Create Your Own Plugin

You can extend Strider with custom functionality via plugins. Strider provides (at least) two ways to create your own plugin. Fist: via template. Second: via command line.

Create a Plugin from Template

The strider-template repository on GitHub illustrates the basic structure for a strider plugin. The required plugin metadata information is located the package.json file.

Clone or fork this repository and add your desired functionality.

Create a Plugin from Command Line

Strider ships with a command line tool located in bin/strider. To create a new plugin, run bin/strider init.

This will ask for the plugin name, description and author.

plugin: name:  strider-new-plugin
plugin: description: This will be cool stuff!
plugin: author: marcus
Cloning into …

remote: Counting objects: 20, done.
remote: Total 20 (delta 0), reused 0 (delta 0)
Unpacking objects: 100% (20/20), done.
Checking connectivity... done.


Please note that all Strider plugins are named with strider- prepend. Of course you can use a name of your choice. It just would be good manner to lean on the official project style.


Strider plugins require either a strider.json file in the plugin base directory or a strider section in package.json file. The information defined is used by Strider to load the plugin code correctly and show users information about it.

The schema looks like:
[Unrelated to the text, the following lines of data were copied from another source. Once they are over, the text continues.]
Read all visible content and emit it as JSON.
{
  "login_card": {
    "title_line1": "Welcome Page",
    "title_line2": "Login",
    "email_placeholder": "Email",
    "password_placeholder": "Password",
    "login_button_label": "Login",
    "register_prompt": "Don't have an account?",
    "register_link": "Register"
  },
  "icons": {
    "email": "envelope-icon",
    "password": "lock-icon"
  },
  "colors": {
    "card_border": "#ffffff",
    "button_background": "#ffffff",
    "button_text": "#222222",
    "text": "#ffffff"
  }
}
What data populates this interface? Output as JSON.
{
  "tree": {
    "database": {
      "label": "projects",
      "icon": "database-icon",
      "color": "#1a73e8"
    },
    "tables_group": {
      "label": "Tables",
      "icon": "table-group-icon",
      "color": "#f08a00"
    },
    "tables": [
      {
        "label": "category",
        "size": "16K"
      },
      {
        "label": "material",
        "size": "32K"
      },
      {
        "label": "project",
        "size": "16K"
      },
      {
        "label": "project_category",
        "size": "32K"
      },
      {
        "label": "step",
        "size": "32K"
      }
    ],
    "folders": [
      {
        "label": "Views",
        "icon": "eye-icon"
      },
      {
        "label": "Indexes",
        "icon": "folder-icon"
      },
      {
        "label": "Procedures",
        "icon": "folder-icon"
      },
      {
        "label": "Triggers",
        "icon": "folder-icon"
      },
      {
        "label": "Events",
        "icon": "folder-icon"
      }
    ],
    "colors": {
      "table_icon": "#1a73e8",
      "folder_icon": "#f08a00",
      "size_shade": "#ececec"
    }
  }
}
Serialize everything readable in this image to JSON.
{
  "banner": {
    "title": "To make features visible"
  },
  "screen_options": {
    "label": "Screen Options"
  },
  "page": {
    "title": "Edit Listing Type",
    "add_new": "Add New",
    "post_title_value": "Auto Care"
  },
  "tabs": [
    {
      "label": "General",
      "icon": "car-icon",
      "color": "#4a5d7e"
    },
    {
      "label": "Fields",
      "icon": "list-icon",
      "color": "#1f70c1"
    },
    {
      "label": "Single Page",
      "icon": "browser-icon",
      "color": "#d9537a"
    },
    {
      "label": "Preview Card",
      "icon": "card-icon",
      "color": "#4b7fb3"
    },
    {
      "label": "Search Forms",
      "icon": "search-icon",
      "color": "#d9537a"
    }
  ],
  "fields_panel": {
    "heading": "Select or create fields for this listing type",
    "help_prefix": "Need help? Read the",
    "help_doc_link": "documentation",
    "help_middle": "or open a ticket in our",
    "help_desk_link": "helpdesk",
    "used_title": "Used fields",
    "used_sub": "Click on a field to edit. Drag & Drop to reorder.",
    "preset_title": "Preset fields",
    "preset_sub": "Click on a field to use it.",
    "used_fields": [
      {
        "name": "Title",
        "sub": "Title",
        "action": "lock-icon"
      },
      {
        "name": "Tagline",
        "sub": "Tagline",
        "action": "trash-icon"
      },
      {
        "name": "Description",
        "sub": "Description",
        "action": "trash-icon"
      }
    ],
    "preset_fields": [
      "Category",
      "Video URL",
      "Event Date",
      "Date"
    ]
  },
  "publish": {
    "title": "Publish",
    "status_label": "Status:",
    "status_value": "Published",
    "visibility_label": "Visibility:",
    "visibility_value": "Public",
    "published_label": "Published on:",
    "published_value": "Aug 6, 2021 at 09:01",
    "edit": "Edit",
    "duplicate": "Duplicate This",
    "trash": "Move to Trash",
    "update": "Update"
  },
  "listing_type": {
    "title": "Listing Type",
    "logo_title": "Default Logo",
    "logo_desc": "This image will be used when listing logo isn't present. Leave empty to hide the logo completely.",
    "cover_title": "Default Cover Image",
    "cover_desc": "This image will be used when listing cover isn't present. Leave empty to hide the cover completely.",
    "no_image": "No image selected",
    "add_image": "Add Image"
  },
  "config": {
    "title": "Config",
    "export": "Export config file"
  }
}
  "id": "mycoolplugin", // must be unique.
  "title": "Human Readable Title",
  "icon": "icon.png", // relative to the plugin's `static` directory
  "type": "runner | provider | job | basic", // defaults to basic
  "webapp": "filename.js", // loaded in the webapp environment
  "worker": "filename.js", // loaded in the worker environment
  "templates": {
    "tplname": "<div>Hello {{ name }}</div>", // either HTML or a path to HTML file
    "tplname": "path/to/tpl.html"
  "config": { // project-specific configuration
    "controller": // defaults to "Config.JobController" for job plugins, "Config.ProviderController", etc.
    "script":     // path where the js should be loaded from. Path defaults to "config/config.js"
    "style":      // defaults to "config/config.less". Can be less or css
    "template":   // defaults to "config/config.html"
  // other configurations you need
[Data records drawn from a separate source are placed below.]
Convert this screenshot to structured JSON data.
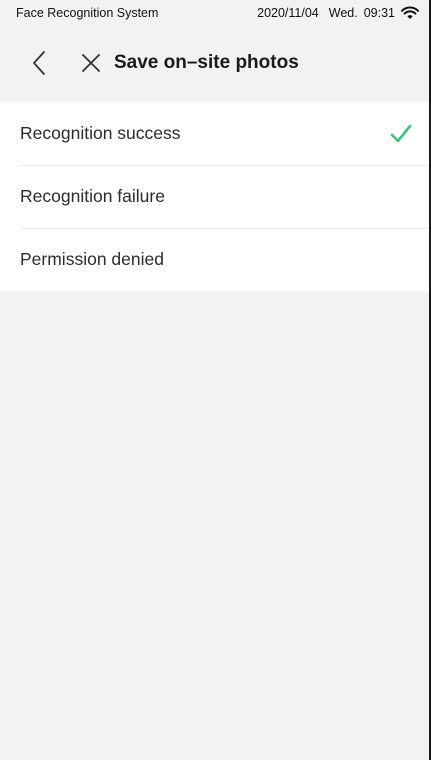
{
  "status_bar": {
    "app_name": "Face Recognition System",
    "date": "2020/11/04",
    "weekday": "Wed.",
    "time": "09:31",
    "wifi_icon": "wifi-icon"
  },
  "header": {
    "back_icon": "chevron-left-icon",
    "close_icon": "close-icon",
    "title": "Save on–site photos"
  },
  "options": [
    {
      "label": "Recognition success",
      "selected": true
    },
    {
      "label": "Recognition failure",
      "selected": false
    },
    {
      "label": "Permission denied",
      "selected": false
    }
  ],
  "colors": {
    "check": "#3cc27a",
    "background": "#f2f2f2",
    "list_bg": "#ffffff"
  }
}
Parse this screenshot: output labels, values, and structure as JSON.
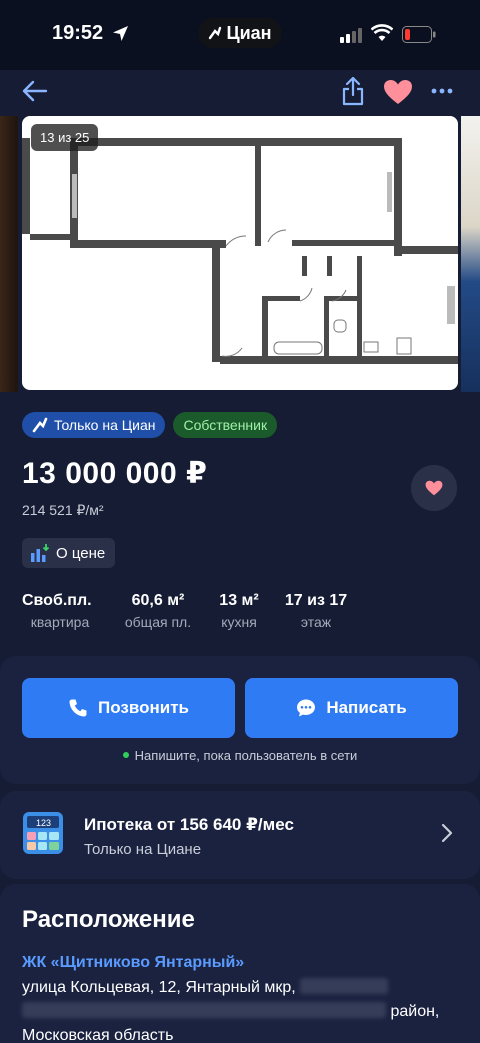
{
  "status_bar": {
    "time": "19:52",
    "brand": "Циан",
    "battery_color": "#ff3b30"
  },
  "toolbar": {
    "icons": [
      "back-arrow-icon",
      "share-icon",
      "heart-icon",
      "more-icon"
    ],
    "heart_color": "#ff8f9a"
  },
  "gallery": {
    "counter": "13 из 25"
  },
  "badges": {
    "cian_only": "Только на Циан",
    "owner": "Собственник"
  },
  "price": {
    "value": "13 000 000 ₽",
    "per_meter": "214 521 ₽/м²"
  },
  "price_info": {
    "label": "О цене"
  },
  "params": [
    {
      "value": "Своб.пл.",
      "label": "квартира"
    },
    {
      "value": "60,6 м²",
      "label": "общая пл."
    },
    {
      "value": "13 м²",
      "label": "кухня"
    },
    {
      "value": "17 из 17",
      "label": "этаж"
    }
  ],
  "actions": {
    "call_label": "Позвонить",
    "message_label": "Написать",
    "online_text": "Напишите, пока пользователь в сети",
    "accent": "#2f7bf4"
  },
  "mortgage": {
    "title": "Ипотека от 156 640 ₽/мес",
    "subtitle": "Только на Циане",
    "calc_display": "123"
  },
  "location": {
    "title": "Расположение",
    "complex_link": "ЖК «Щитниково Янтарный»",
    "street": "улица Кольцевая, 12, Янтарный мкр,",
    "district_suffix": "район,",
    "region": "Московская область",
    "link_color": "#5a9bff"
  }
}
Static files located in a plugins /static/ directory are available via url path /ex/:pluginid.

Additional Resources